■ **WHAT TO PRODUCE**: Pull each line containing "JSON" from the data.

■ **GIVEN DATA**:
------------------------------------------------------------
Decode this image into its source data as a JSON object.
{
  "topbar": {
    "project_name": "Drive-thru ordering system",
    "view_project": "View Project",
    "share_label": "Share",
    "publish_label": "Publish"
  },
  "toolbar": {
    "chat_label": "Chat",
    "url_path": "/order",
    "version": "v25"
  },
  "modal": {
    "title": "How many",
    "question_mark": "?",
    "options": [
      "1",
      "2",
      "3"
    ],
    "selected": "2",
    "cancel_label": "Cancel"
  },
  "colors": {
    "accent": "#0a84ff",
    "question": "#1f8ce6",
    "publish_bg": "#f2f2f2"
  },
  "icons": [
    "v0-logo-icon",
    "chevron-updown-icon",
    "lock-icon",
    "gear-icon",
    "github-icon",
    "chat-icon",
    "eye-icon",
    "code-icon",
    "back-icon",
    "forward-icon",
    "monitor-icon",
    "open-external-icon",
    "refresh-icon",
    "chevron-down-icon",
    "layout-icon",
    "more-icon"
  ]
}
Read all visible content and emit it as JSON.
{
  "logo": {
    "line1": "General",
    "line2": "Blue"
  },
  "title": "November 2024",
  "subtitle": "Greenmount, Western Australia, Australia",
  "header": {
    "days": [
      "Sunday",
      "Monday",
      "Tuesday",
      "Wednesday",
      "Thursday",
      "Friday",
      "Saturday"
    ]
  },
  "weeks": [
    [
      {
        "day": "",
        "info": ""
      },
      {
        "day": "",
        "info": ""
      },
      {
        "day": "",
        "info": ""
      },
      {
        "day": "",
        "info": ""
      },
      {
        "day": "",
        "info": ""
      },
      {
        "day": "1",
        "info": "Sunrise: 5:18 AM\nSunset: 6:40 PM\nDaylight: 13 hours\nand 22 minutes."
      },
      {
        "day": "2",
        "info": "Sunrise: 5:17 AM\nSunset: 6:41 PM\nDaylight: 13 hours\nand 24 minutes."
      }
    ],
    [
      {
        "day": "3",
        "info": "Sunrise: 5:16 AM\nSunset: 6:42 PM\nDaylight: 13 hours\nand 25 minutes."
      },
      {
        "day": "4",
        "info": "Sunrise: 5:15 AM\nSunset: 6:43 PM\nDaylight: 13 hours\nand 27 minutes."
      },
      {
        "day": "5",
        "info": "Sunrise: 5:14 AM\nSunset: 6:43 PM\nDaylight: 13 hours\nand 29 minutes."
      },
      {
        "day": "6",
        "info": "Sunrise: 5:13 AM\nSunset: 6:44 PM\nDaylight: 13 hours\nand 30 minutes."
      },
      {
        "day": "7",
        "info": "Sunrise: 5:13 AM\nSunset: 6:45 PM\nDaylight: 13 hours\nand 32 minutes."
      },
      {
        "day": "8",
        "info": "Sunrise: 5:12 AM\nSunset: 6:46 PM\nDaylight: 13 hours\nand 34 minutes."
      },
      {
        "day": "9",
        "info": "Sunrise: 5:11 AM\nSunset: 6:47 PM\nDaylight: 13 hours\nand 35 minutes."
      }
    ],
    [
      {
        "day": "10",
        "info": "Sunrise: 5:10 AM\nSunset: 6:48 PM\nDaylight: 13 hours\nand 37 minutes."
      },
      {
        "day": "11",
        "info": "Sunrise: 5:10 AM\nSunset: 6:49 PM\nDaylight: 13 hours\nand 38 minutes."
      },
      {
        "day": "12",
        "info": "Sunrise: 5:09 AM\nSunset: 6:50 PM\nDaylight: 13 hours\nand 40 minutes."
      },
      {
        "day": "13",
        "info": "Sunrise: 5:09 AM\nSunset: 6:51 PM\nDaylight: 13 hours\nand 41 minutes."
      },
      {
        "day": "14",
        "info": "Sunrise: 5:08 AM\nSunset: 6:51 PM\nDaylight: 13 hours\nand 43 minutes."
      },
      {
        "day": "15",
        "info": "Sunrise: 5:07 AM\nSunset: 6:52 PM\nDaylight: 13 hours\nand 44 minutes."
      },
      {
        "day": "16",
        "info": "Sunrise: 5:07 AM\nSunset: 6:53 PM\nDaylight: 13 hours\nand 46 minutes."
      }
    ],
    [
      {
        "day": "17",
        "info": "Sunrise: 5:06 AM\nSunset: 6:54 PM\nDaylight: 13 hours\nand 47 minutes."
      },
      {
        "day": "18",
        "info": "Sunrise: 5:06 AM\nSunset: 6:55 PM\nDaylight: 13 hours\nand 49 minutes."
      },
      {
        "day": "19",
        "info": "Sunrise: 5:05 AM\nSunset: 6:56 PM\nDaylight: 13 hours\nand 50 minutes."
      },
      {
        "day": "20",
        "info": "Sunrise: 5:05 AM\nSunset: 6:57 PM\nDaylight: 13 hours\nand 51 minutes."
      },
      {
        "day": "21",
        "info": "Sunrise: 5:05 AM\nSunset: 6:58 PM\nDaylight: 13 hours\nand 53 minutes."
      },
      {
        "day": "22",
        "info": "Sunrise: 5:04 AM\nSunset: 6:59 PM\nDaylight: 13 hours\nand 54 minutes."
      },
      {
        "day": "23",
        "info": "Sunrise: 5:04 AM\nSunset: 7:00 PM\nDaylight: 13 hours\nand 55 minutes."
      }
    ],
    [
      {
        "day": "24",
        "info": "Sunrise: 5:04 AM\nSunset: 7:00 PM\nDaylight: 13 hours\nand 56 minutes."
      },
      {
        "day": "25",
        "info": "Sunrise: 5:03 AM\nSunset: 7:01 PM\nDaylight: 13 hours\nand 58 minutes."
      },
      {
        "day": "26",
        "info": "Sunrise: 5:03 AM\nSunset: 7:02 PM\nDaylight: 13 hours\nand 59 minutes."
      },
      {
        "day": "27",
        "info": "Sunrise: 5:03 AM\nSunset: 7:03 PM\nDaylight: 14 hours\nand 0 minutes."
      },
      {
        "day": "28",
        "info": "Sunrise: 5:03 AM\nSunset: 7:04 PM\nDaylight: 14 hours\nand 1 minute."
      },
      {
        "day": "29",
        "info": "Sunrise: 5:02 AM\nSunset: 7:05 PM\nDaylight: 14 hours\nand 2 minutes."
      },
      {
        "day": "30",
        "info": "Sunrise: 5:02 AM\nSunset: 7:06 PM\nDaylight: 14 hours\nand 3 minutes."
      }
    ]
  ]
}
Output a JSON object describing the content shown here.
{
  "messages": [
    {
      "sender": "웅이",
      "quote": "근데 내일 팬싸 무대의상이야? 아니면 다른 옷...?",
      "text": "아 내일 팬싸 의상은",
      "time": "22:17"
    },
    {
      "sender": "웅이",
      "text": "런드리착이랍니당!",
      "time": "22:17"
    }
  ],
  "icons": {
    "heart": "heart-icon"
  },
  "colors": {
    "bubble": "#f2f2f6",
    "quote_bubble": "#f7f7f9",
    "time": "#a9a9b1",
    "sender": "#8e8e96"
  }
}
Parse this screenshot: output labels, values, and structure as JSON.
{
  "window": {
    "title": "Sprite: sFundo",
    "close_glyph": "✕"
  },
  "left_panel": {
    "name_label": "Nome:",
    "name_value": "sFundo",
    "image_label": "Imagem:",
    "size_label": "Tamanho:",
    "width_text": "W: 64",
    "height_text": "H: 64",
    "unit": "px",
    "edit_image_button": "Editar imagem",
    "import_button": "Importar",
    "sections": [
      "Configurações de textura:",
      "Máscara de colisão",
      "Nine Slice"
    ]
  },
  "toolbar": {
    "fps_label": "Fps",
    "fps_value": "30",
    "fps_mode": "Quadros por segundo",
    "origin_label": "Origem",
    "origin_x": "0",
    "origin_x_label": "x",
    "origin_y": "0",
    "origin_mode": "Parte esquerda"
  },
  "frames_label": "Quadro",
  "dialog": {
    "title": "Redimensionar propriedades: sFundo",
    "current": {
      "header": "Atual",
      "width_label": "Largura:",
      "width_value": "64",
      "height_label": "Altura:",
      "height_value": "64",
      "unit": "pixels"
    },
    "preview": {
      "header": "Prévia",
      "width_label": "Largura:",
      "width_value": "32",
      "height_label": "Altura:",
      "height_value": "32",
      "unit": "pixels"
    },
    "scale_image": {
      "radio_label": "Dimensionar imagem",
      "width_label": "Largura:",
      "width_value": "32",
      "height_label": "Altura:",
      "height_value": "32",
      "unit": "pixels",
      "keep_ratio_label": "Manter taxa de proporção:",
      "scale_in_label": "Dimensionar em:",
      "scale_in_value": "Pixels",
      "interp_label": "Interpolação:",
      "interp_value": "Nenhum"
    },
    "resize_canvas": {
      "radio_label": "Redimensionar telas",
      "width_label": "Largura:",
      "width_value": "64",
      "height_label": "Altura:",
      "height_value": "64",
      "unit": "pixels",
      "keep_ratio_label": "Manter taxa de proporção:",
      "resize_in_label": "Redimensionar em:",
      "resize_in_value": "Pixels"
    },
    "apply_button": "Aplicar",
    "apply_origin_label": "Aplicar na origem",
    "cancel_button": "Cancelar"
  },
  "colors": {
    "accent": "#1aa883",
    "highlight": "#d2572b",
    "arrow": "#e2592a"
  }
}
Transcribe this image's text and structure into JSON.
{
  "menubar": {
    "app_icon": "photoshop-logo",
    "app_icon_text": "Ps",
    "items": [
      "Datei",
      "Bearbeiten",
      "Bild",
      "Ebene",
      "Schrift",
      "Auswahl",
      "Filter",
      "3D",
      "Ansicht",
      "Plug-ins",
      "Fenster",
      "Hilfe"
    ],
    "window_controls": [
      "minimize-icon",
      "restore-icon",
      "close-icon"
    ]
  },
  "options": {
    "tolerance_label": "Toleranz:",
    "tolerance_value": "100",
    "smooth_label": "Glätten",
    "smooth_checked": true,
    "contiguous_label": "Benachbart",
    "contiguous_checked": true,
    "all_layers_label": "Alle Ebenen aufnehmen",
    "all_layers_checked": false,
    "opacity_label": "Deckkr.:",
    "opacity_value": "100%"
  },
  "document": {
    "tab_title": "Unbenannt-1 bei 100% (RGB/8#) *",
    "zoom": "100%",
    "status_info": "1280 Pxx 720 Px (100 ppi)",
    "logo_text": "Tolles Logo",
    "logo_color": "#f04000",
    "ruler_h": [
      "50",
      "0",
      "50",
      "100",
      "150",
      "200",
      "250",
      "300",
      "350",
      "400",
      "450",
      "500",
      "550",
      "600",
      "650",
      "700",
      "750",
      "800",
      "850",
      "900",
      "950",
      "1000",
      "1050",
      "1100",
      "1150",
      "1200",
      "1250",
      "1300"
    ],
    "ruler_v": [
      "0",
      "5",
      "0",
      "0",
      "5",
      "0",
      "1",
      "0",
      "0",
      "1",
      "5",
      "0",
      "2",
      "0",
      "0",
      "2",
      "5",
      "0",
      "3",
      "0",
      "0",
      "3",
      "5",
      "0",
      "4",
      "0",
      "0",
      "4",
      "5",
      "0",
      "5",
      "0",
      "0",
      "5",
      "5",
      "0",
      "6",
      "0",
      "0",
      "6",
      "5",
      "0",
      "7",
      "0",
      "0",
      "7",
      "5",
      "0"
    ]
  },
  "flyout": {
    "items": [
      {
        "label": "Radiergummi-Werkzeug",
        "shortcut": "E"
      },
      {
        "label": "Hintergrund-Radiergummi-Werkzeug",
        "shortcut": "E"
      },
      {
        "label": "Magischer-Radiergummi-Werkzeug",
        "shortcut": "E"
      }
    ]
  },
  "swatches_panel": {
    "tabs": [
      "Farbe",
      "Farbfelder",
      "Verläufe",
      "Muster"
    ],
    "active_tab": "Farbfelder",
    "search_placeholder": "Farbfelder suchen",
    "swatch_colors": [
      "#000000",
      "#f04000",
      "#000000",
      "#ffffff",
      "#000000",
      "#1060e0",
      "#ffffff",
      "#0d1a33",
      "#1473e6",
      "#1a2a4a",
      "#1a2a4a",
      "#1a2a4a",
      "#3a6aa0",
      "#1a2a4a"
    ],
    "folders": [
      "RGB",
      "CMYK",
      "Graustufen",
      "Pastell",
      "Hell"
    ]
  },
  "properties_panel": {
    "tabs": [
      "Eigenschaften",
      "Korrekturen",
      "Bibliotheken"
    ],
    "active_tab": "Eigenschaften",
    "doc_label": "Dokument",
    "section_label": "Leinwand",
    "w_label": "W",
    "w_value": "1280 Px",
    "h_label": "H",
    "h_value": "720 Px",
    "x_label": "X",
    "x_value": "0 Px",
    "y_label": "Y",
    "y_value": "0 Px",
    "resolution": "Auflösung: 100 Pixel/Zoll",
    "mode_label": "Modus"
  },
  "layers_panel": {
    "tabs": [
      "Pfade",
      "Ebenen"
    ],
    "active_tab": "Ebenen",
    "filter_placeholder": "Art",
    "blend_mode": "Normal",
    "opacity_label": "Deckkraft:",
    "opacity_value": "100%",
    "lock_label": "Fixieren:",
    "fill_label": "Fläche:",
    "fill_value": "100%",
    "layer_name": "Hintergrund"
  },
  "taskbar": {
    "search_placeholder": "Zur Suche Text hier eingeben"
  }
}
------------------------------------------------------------
■ **WRITTEN REPLY**:
Decode this image into its source data as a JSON object.
Read all visible content and emit it as JSON.
Output a JSON object describing the content shown here.
Parse this screenshot: output labels, values, and structure as JSON.
Transcribe this image's text and structure into JSON.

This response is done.